Wednesday, January 30, 2013

Indie Insights: Publicity and Stigma

It's time for another episode in the series of Indie Insights. And today we're talking about some fun--and not so fun--stuff.  Stigma and publicity.

I actually thought about making this two posts. I mean, they aren't the same thing. But here's the truth--they're different sides to the same coin.

Any book lives and dies on word of mouth. People have to know about the book to want to read it. So what's the best publicity for a self-pub author with a minuscule budget?

--Blog tour. Set one up. Do it early--most bloggers book in advance, so the earlier you can send out an in invitation and ARC, the better. Be professional when you put together your letter to bloggers. A 'hey, you wanna review this?' screams inexperienced. So take your time and put together a nice package--Include a summary, a brief intro, a bit about you, links to your various web presences, a few guest post topics to work from.   Then send it out. Here's the thing--blog tours are a hell of a lot of work. They can be mind-numbingly boring to organize. But they are also great exposure for you and your book.

And that's important, too! A lot of bloggers won't review self-pubbed books (we'll get to that) but they'll still participate in the blog tour with a guest post or interview. So take advantage of that.
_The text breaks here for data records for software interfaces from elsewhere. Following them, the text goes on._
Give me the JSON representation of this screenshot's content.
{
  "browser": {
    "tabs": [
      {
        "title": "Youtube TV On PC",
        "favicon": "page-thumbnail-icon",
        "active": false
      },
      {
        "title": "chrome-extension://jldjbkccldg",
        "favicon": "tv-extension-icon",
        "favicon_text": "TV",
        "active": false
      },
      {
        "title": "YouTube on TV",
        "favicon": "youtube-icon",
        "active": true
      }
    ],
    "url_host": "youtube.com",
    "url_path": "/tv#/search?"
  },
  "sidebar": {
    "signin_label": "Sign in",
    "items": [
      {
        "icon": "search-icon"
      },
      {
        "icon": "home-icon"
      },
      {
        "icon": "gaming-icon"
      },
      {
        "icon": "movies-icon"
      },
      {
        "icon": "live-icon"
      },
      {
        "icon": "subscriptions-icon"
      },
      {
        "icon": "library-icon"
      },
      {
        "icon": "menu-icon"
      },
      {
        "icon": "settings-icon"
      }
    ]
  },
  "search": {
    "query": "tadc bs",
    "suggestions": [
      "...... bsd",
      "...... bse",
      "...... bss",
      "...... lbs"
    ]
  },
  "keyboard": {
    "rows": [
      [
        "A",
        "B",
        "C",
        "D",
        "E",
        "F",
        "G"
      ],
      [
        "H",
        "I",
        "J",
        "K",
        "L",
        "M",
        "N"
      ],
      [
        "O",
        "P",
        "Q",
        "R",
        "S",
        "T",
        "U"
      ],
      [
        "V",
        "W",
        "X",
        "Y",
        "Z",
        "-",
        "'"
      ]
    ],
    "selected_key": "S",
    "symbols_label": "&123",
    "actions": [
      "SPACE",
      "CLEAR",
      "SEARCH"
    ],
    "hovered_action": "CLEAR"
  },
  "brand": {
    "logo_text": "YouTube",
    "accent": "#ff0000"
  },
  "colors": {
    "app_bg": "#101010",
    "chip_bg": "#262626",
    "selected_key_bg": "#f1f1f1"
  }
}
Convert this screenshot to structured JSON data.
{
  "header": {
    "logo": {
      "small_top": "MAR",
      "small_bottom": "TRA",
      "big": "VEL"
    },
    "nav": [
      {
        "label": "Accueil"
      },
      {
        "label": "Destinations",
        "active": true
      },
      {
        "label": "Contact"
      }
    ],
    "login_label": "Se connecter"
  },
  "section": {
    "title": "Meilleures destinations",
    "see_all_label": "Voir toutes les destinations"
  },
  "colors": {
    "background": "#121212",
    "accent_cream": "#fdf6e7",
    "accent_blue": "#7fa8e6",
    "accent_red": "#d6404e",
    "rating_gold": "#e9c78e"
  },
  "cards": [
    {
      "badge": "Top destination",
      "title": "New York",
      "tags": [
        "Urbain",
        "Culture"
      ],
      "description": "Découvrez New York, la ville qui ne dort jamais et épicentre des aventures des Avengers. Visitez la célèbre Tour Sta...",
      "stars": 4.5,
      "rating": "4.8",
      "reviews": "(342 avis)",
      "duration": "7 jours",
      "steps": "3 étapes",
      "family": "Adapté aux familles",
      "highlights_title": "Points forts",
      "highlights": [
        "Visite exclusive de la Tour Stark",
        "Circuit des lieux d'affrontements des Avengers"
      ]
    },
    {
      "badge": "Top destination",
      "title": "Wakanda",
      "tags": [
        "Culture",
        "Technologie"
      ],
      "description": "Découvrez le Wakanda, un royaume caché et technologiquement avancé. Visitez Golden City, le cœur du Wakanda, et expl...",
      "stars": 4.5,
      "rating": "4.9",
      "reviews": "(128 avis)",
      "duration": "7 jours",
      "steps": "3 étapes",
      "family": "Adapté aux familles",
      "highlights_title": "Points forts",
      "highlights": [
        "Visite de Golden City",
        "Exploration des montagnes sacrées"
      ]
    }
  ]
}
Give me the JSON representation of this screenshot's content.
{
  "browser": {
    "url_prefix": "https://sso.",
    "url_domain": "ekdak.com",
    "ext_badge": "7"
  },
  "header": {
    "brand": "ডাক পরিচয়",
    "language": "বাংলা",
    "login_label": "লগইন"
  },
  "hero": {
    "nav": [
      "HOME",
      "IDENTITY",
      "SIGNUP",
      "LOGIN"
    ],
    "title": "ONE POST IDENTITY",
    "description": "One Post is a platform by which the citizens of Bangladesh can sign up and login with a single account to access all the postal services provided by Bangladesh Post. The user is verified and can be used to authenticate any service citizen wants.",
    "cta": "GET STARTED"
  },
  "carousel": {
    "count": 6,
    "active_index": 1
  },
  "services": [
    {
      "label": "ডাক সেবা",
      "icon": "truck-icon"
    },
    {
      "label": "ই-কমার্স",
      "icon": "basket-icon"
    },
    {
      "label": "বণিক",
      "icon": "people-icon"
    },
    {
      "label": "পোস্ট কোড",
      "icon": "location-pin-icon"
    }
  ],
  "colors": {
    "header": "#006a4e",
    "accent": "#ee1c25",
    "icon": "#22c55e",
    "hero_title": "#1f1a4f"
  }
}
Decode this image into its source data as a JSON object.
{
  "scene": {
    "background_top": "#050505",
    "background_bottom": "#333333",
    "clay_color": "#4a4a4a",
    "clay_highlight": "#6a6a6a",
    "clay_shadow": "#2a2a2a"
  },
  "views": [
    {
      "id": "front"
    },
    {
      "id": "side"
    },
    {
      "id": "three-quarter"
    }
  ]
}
--Excerpts. Your fighting an uphill battle if you self publish. (Part of that stigma we'll get to) But really, until people have read it, you can't expect them to like it or be terribly excited. So post teasers on Twitter, excerpts on your blog. Offer chapters if you reach goals on Goodreads. Make them want to read it with mini-cliffhangers like

"She stands after a few minutes of silence, and leaves wordlessly. Could I do that? Live a life, preparing children to die?"

--Giveaways. You really control how much you spend on giveaways. You can go with spending nothing, and just giving away ebooks. Or you could go big and give away Kindle Fires and tons of swag. I opted for a middle ground--a mix of ebooks, gift cards and some swag I had made from the book. (All of which I'm crazy excited about.).

--People. Make a connection with your readers. I read books by authors I know before authors I don't. And I like their stories, so I tell my friends to read them. That's true of the people I want to be reading my book as well. Making a connection is time consuming and sometimes scary. But it's also fun and definitely worth it.

There are of course other things you can do--ads, swag bags, book fairs, ect--to generate publicity. And I might, in the future. But for now, this is my plan.

And now to the less fun topic. Here's the truth. Self-publishing comes with a stigma. It doesn't matter how close to an agent or publishing contract you came--it doesn't matter that you can honestly say the market and economy and subjectivity are why you weren't signed. If you self-pub, someone is gonna look at your book and you and think, 'they weren't good enough'.

That. Is. The. Truth.

They could be wrong--but it doesn't matter because they still think it. And you know what? It sucks. Being on the receiving end of that bites.

But you know what else? It doesn't matter.  I've read traditional books that were awful. And it has nothing to do with who published them and everything to do with the author's writing. That's true of self-published authors as well.

So whine about the unfair stigma to your spouse and CPs. And then work your ass off and put out the best book you can. Because in the end, the only thing that matters is the opinion of my readers. And my CPs.


(Final note on stigma--don't feed the trolls. Someone says something, just smile politely and walk away. Which is also the policy you should adopt for bad reviews. And find yourself some people who ARE supportive. Author groups are great for that AND publicity. Which is why I'm forming one.)


  1. What a great post :))
    Agreed on all counts what you wrote.

    Some will point the finger at me for self publishing but I'm proud I've done it.

  2. Great post, Nazarea :) I think covers also make a big difference in how a book is received. This is true in both traditionally published and self-published books, but for the self-pubbers, a professional cover goes a long way in reassuring the reader that the author has put time and effort into their product.

    It totally sucks that self-publishing still has a stigma, but you and authors before you who've done it well are definitely paving the way to changing that stigma.

  3. I know you're right about blog tours - they do help to connect with readers, get your book out there - but they drain time!

    And don't always work out - I agreed a 'swap' - to review and interview someone on my blog and she would entertain me on hers. I did my bit, thought of wonderful, original questions, so that bit was fun. And then she slipped away and didn't fulfil her side of the bargain. That put me off a bit!